As I worked on my weaknesses, I began to see my own progress and potential. Looking back, I was praised a lot for my artistic skills and my ability to think outside the box. I might not excel at reading or spelling but I am good at solving complex math problems. I often forgot the formulas of math equations but I learned ways to compensate for my disabilities. I would rewrite my notes when I’m studying to help me remember. This was enough for me to realize I was not “stupid”. I soon learned to embrace my strengths and my weaknesses, I acknowledged and accepted my learning disability. When I told people about my learning disability, I felt relief knowing I am true to myself. It took a lot of adjusting but I am not sad or ashamed, I am happy.
Self-acceptance is hard when you grew up in a very strict environment just like the students from residential schools. During the 1870s, Aboriginal children’s across Canada were forced to go to residential schools. The purpose of residential schools was to remove their Aboriginal culture and assimilate to Canadian culture. Students had their haircut short and were prohibited in speaking their own language. Teachers would often resort to violence in order to remove the Aboriginal culture. This can be related to the struggles I had when I was dealing with my learning disability as people would accuse me of being stupid and lazy. In 1990, the last residential school was shut down but these schools caused great mental harm to Aboriginal. Fortunately, some residential school survivors have found peace with themselves and accepted their aboriginal culture just like how I have accepted my disability. Accepting ourselves brings a better understanding of ourselves and we are able to see our values and potential. We will be more motivated to make changes and improve our weaknesses, this can create a positive healthy mindset and make us truly happy.
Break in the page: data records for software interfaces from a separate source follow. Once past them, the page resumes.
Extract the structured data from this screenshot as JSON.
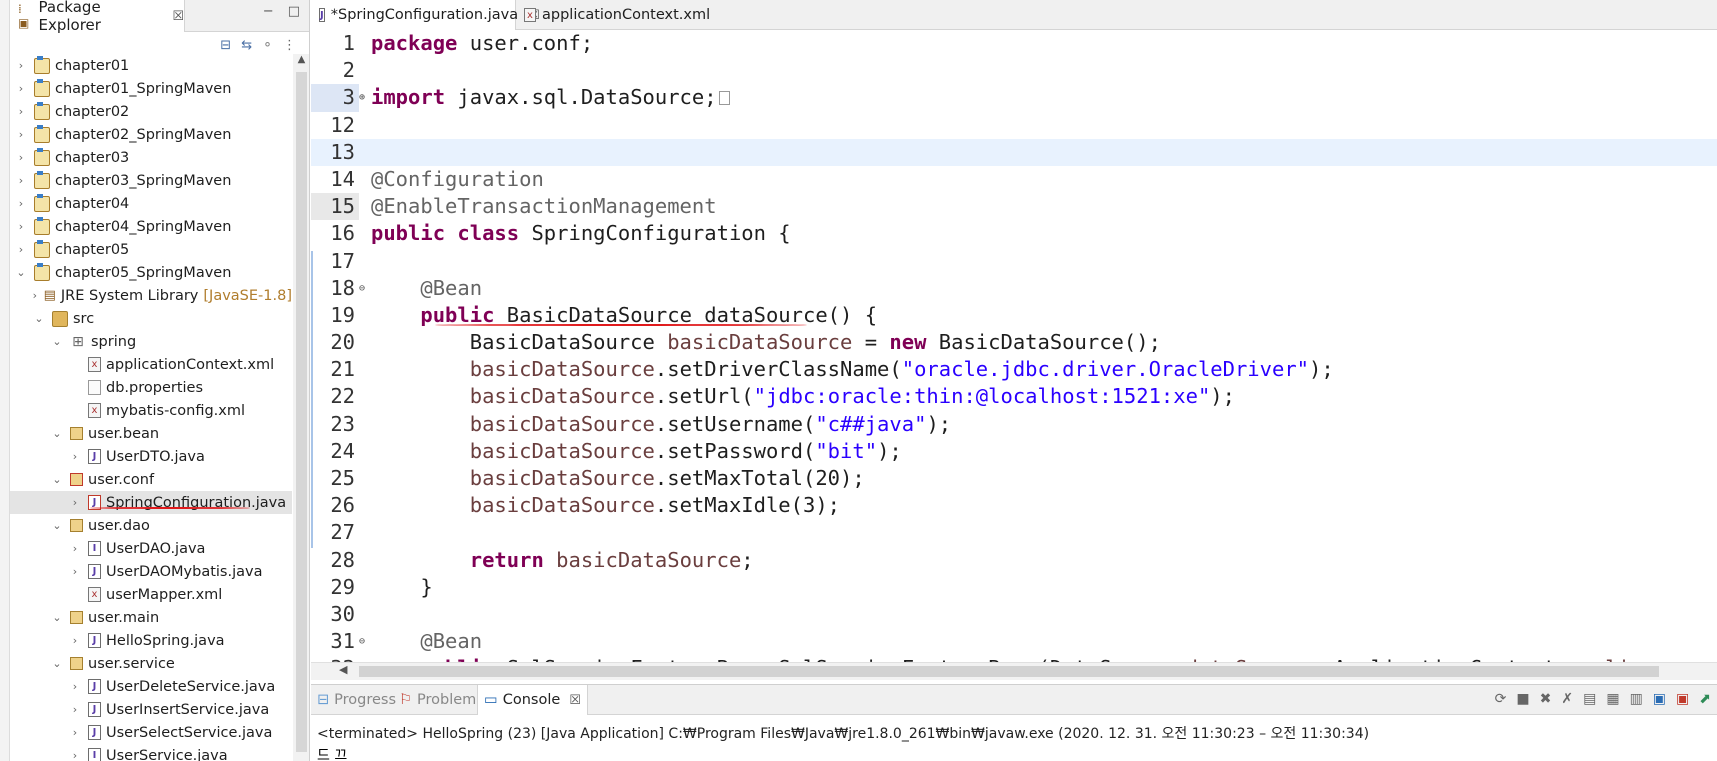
{
  "explorer": {
    "tab_title": "Package Explorer",
    "tab_close": "☒",
    "minimize": "−",
    "maximize": "□",
    "tree": [
      {
        "label": "chapter01",
        "icon": "project-icon"
      },
      {
        "label": "chapter01_SpringMaven",
        "icon": "maven-project-icon"
      },
      {
        "label": "chapter02",
        "icon": "project-icon"
      },
      {
        "label": "chapter02_SpringMaven",
        "icon": "maven-project-icon"
      },
      {
        "label": "chapter03",
        "icon": "project-icon"
      },
      {
        "label": "chapter03_SpringMaven",
        "icon": "maven-project-icon"
      },
      {
        "label": "chapter04",
        "icon": "project-icon"
      },
      {
        "label": "chapter04_SpringMaven",
        "icon": "maven-project-icon"
      },
      {
        "label": "chapter05",
        "icon": "project-icon"
      },
      {
        "label": "chapter05_SpringMaven",
        "icon": "maven-project-icon"
      },
      {
        "label": "JRE System Library",
        "decoration": "[JavaSE-1.8]",
        "icon": "library-icon"
      },
      {
        "label": "src",
        "icon": "source-folder-icon"
      },
      {
        "label": "spring",
        "icon": "package-folder-icon"
      },
      {
        "label": "applicationContext.xml",
        "icon": "xml-file-icon"
      },
      {
        "label": "db.properties",
        "icon": "properties-file-icon"
      },
      {
        "label": "mybatis-config.xml",
        "icon": "xml-file-icon"
      },
      {
        "label": "user.bean",
        "icon": "package-icon"
      },
      {
        "label": "UserDTO.java",
        "icon": "java-file-icon"
      },
      {
        "label": "user.conf",
        "icon": "package-icon"
      },
      {
        "label": "SpringConfiguration.java",
        "icon": "java-file-icon"
      },
      {
        "label": "user.dao",
        "icon": "package-icon"
      },
      {
        "label": "UserDAO.java",
        "icon": "java-interface-icon"
      },
      {
        "label": "UserDAOMybatis.java",
        "icon": "java-file-icon"
      },
      {
        "label": "userMapper.xml",
        "icon": "xml-file-icon"
      },
      {
        "label": "user.main",
        "icon": "package-icon"
      },
      {
        "label": "HelloSpring.java",
        "icon": "java-file-icon"
      },
      {
        "label": "user.service",
        "icon": "package-icon"
      },
      {
        "label": "UserDeleteService.java",
        "icon": "java-file-icon"
      },
      {
        "label": "UserInsertService.java",
        "icon": "java-file-icon"
      },
      {
        "label": "UserSelectService.java",
        "icon": "java-file-icon"
      },
      {
        "label": "UserService.java",
        "icon": "java-interface-icon"
      }
    ]
  },
  "editor": {
    "tabs": [
      {
        "label": "*SpringConfiguration.java",
        "close": "☒"
      },
      {
        "label": "applicationContext.xml"
      }
    ],
    "lines": [
      {
        "n": "1",
        "t": "package user.conf;"
      },
      {
        "n": "2",
        "t": ""
      },
      {
        "n": "3",
        "t": "import javax.sql.DataSource;"
      },
      {
        "n": "12",
        "t": ""
      },
      {
        "n": "13",
        "t": ""
      },
      {
        "n": "14",
        "t": "@Configuration"
      },
      {
        "n": "15",
        "t": "@EnableTransactionManagement"
      },
      {
        "n": "16",
        "t": "public class SpringConfiguration {"
      },
      {
        "n": "17",
        "t": ""
      },
      {
        "n": "18",
        "t": "    @Bean"
      },
      {
        "n": "19",
        "t": "    public BasicDataSource dataSource() {"
      },
      {
        "n": "20",
        "t": "        BasicDataSource basicDataSource = new BasicDataSource();"
      },
      {
        "n": "21",
        "t": "        basicDataSource.setDriverClassName(\"oracle.jdbc.driver.OracleDriver\");"
      },
      {
        "n": "22",
        "t": "        basicDataSource.setUrl(\"jdbc:oracle:thin:@localhost:1521:xe\");"
      },
      {
        "n": "23",
        "t": "        basicDataSource.setUsername(\"c##java\");"
      },
      {
        "n": "24",
        "t": "        basicDataSource.setPassword(\"bit\");"
      },
      {
        "n": "25",
        "t": "        basicDataSource.setMaxTotal(20);"
      },
      {
        "n": "26",
        "t": "        basicDataSource.setMaxIdle(3);"
      },
      {
        "n": "27",
        "t": ""
      },
      {
        "n": "28",
        "t": "        return basicDataSource;"
      },
      {
        "n": "29",
        "t": "    }"
      },
      {
        "n": "30",
        "t": ""
      },
      {
        "n": "31",
        "t": "    @Bean"
      },
      {
        "n": "32",
        "t": "    public SqlSessionFactoryBean SqlSessionFactoryBean(DataSource dataSource, ApplicationContext applica"
      }
    ]
  },
  "console": {
    "tabs": [
      {
        "label": "Progress",
        "icon": "progress-icon"
      },
      {
        "label": "Problems",
        "icon": "problems-icon"
      },
      {
        "label": "Console",
        "icon": "console-icon",
        "close": "☒"
      }
    ],
    "status": "<terminated> HelloSpring (23) [Java Application] C:₩Program Files₩Java₩jre1.8.0_261₩bin₩javaw.exe  (2020. 12. 31. 오전 11:30:23 – 오전 11:30:34)",
    "output": "드 끄"
  }
}
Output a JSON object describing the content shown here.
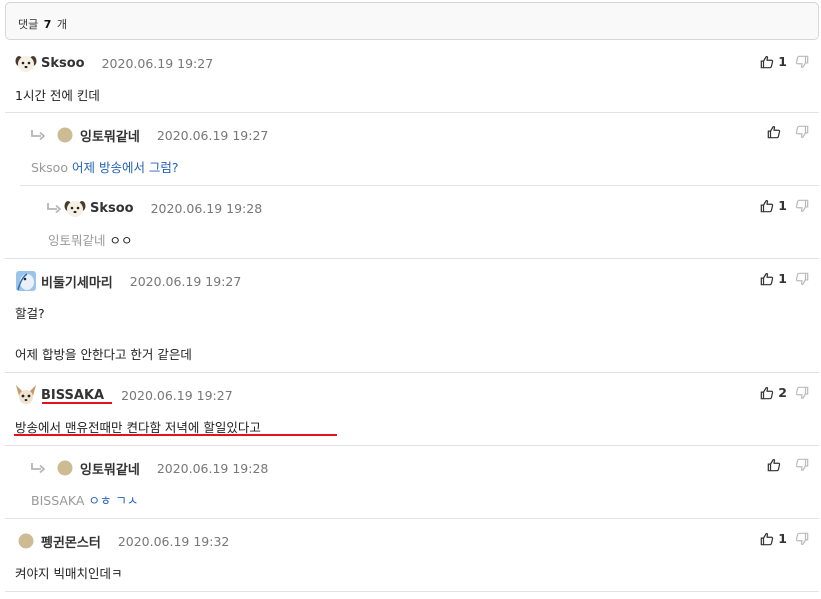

Part of me still wishes to live a “normal” life where my learning disability never existed. Part of me wishes to never have experienced the pain. But as I worked on my weaknesses, I saw my potential, I started to see myself for who I am. I grew more confident as time passes and I’m not afraid to take risks anymore. I am happy because I accept my learning disability and therefore, I accept myself for who I am.